╭─ The records

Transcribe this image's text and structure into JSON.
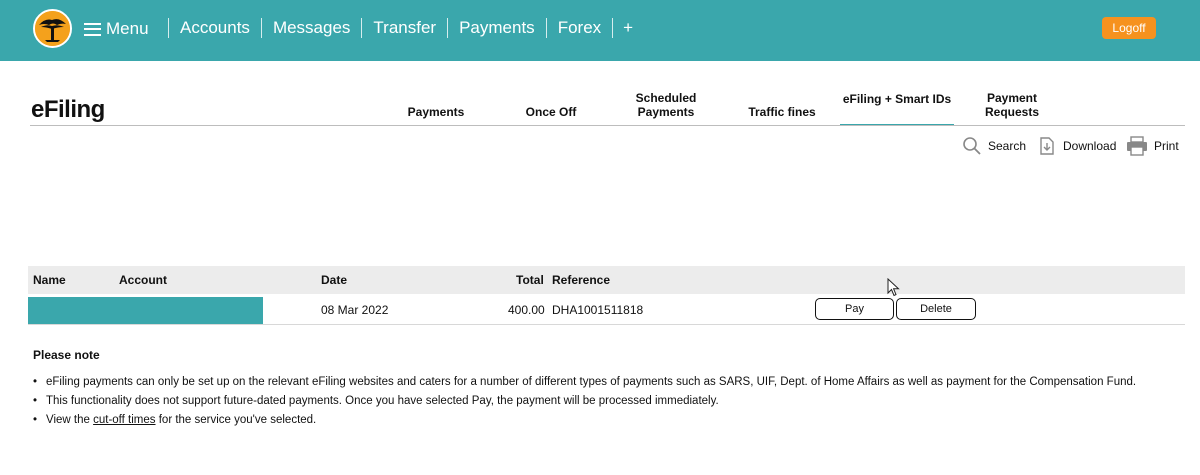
{
  "topbar": {
    "menu_label": "Menu",
    "nav": [
      "Accounts",
      "Messages",
      "Transfer",
      "Payments",
      "Forex",
      "+"
    ],
    "logoff_label": "Logoff",
    "colors": {
      "bar": "#3aa7ac",
      "logoff": "#f6921e"
    }
  },
  "page": {
    "title": "eFiling"
  },
  "tabs": [
    {
      "label": "Payments"
    },
    {
      "label": "Once Off"
    },
    {
      "label": "Scheduled Payments"
    },
    {
      "label": "Traffic fines"
    },
    {
      "label": "eFiling + Smart IDs"
    },
    {
      "label": "Payment Requests"
    }
  ],
  "tools": {
    "search": "Search",
    "download": "Download",
    "print": "Print"
  },
  "table": {
    "headers": {
      "name": "Name",
      "account": "Account",
      "date": "Date",
      "total": "Total",
      "reference": "Reference"
    },
    "rows": [
      {
        "name": "",
        "account": "",
        "date": "08 Mar 2022",
        "total": "400.00",
        "reference": "DHA1001511818",
        "pay_label": "Pay",
        "delete_label": "Delete"
      }
    ]
  },
  "notes": {
    "title": "Please note",
    "items": [
      "eFiling payments can only be set up on the relevant eFiling websites and caters for a number of different types of payments such as SARS, UIF, Dept. of Home Affairs as well as payment for the Compensation Fund.",
      "This functionality does not support future-dated payments. Once you have selected Pay, the payment will be processed immediately."
    ],
    "last_prefix": "View the ",
    "last_link": "cut-off times",
    "last_suffix": " for the service you've selected."
  }
}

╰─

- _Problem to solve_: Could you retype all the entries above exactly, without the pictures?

- _Expected answer_:
Transcribe this image's text and structure into JSON.
{
  "topbar": {
    "menu_label": "Menu",
    "nav": [
      "Accounts",
      "Messages",
      "Transfer",
      "Payments",
      "Forex",
      "+"
    ],
    "logoff_label": "Logoff",
    "colors": {
      "bar": "#3aa7ac",
      "logoff": "#f6921e"
    }
  },
  "page": {
    "title": "eFiling"
  },
  "tabs": [
    {
      "label": "Payments"
    },
    {
      "label": "Once Off"
    },
    {
      "label": "Scheduled Payments"
    },
    {
      "label": "Traffic fines"
    },
    {
      "label": "eFiling + Smart IDs"
    },
    {
      "label": "Payment Requests"
    }
  ],
  "tools": {
    "search": "Search",
    "download": "Download",
    "print": "Print"
  },
  "table": {
    "headers": {
      "name": "Name",
      "account": "Account",
      "date": "Date",
      "total": "Total",
      "reference": "Reference"
    },
    "rows": [
      {
        "name": "",
        "account": "",
        "date": "08 Mar 2022",
        "total": "400.00",
        "reference": "DHA1001511818",
        "pay_label": "Pay",
        "delete_label": "Delete"
      }
    ]
  },
  "notes": {
    "title": "Please note",
    "items": [
      "eFiling payments can only be set up on the relevant eFiling websites and caters for a number of different types of payments such as SARS, UIF, Dept. of Home Affairs as well as payment for the Compensation Fund.",
      "This functionality does not support future-dated payments. Once you have selected Pay, the payment will be processed immediately."
    ],
    "last_prefix": "View the ",
    "last_link": "cut-off times",
    "last_suffix": " for the service you've selected."
  }
}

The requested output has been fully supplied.